▶ DATA FOR REVIEW
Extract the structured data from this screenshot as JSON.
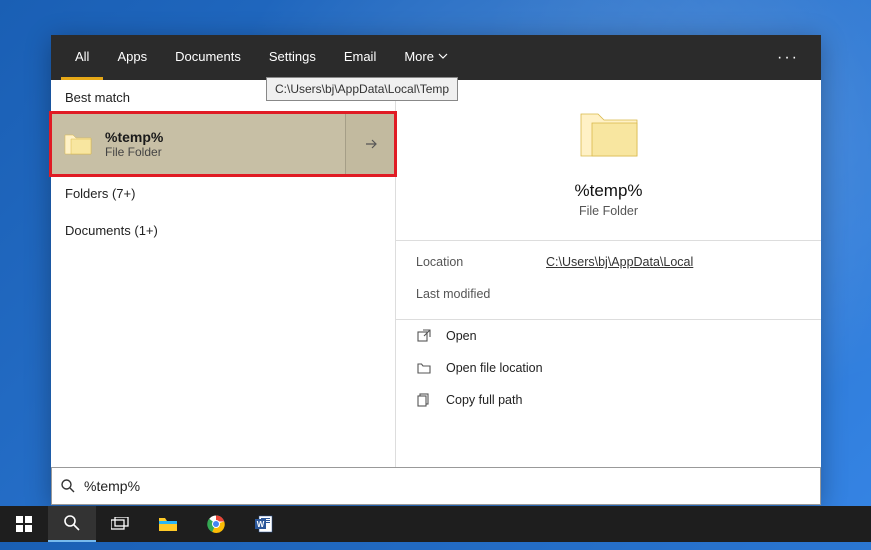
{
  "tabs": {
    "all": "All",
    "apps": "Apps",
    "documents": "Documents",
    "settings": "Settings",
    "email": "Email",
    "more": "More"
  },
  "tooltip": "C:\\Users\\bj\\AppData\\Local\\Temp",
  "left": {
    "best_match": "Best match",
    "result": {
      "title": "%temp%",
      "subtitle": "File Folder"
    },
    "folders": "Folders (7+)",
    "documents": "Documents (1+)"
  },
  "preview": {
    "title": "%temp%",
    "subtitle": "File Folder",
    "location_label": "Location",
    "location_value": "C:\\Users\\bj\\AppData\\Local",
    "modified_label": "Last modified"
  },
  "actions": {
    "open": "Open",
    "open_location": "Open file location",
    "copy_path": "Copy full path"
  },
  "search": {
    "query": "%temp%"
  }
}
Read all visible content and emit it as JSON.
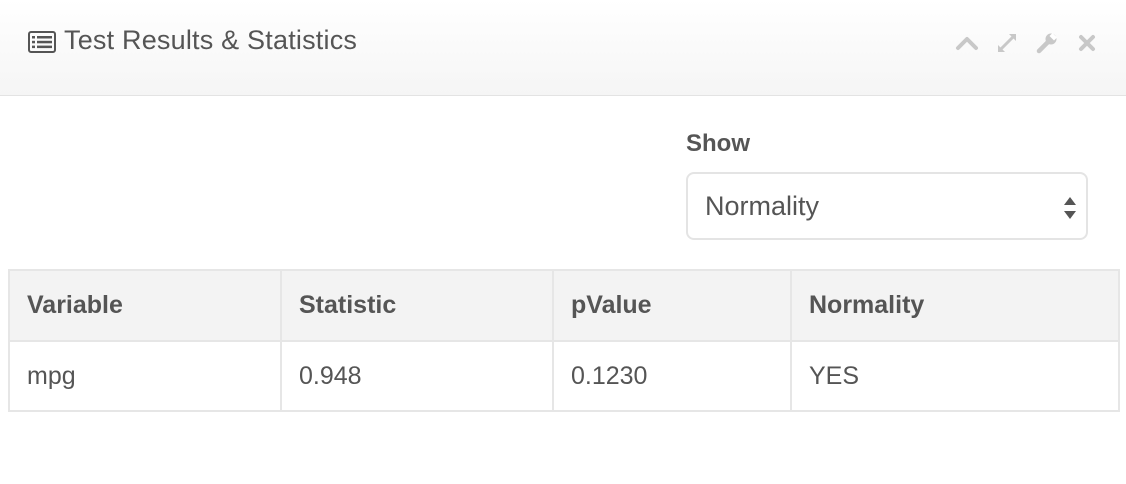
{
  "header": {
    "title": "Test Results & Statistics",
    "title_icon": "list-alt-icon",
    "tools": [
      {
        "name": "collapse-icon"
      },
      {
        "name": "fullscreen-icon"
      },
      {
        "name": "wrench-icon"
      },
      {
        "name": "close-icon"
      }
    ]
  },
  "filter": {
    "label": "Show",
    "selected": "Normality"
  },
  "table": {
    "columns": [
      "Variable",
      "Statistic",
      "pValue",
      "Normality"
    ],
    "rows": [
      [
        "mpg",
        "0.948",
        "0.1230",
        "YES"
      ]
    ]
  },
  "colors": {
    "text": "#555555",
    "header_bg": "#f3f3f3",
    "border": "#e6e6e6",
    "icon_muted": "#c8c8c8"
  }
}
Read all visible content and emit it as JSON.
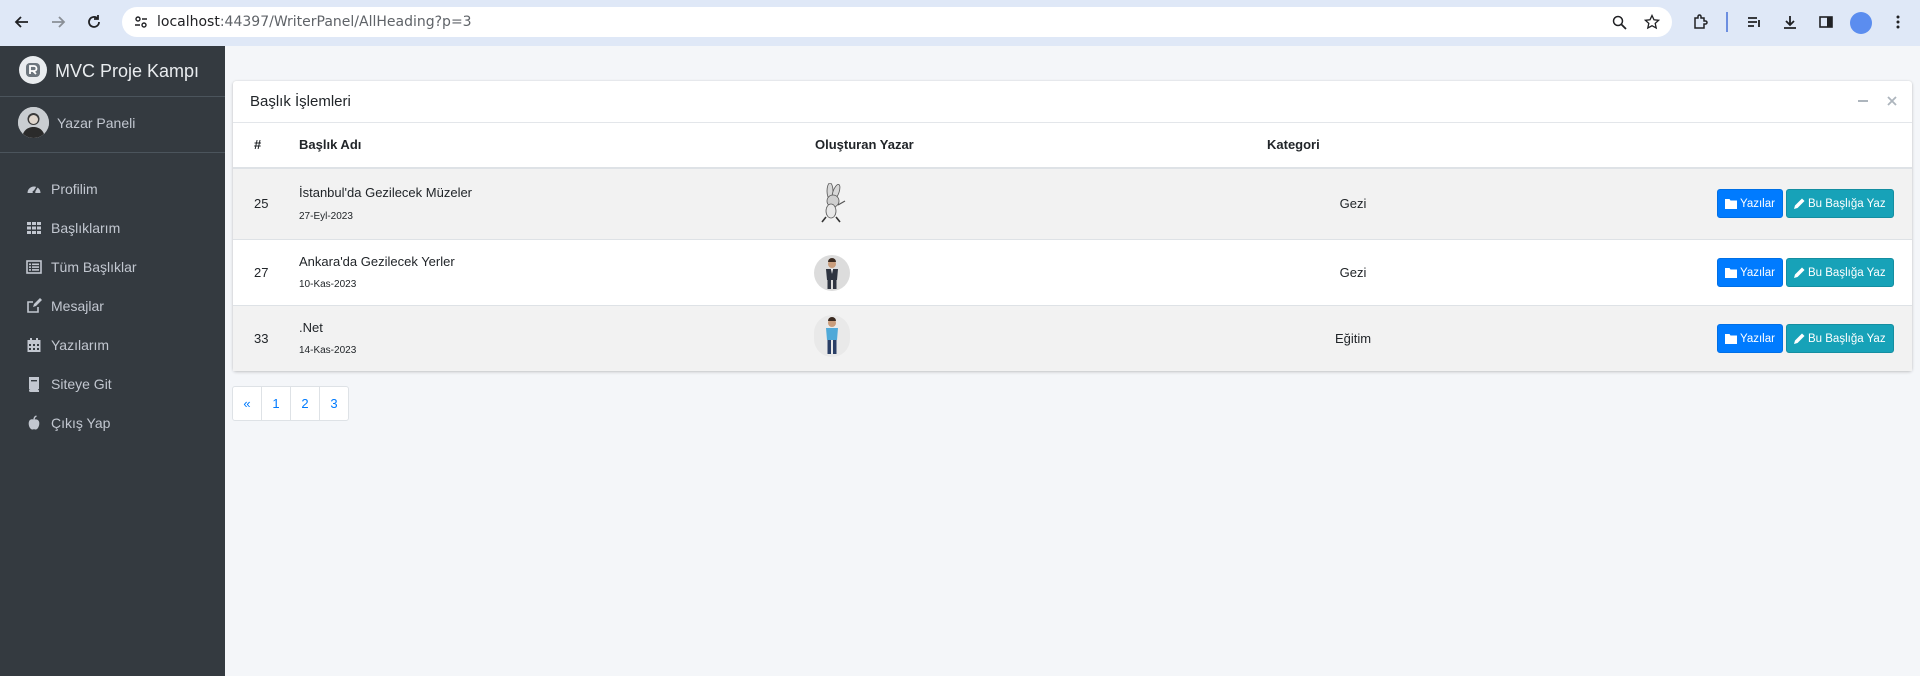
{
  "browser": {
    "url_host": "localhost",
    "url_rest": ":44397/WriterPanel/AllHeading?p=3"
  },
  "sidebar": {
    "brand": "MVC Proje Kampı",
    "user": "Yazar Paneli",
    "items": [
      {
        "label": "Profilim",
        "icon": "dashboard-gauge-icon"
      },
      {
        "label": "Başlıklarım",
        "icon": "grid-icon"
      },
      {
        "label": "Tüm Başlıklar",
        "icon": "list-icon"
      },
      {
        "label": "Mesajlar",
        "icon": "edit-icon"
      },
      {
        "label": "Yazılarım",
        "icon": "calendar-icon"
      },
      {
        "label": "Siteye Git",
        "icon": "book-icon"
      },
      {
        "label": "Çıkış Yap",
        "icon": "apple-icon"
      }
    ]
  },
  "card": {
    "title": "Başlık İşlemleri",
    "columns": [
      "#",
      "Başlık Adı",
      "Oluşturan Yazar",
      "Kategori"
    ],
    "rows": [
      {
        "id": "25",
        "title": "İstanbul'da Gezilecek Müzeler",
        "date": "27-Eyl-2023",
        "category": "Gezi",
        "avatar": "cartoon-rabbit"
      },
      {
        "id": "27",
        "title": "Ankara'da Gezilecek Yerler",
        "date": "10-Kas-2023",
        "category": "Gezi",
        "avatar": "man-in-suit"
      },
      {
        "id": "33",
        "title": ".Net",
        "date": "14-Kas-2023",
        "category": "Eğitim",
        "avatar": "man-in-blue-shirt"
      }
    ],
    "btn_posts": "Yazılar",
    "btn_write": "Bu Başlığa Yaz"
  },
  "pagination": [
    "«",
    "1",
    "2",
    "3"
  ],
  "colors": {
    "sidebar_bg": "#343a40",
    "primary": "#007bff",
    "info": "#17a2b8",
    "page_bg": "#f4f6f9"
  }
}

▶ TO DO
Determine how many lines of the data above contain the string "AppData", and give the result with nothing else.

▶ RESPONSE AREA
2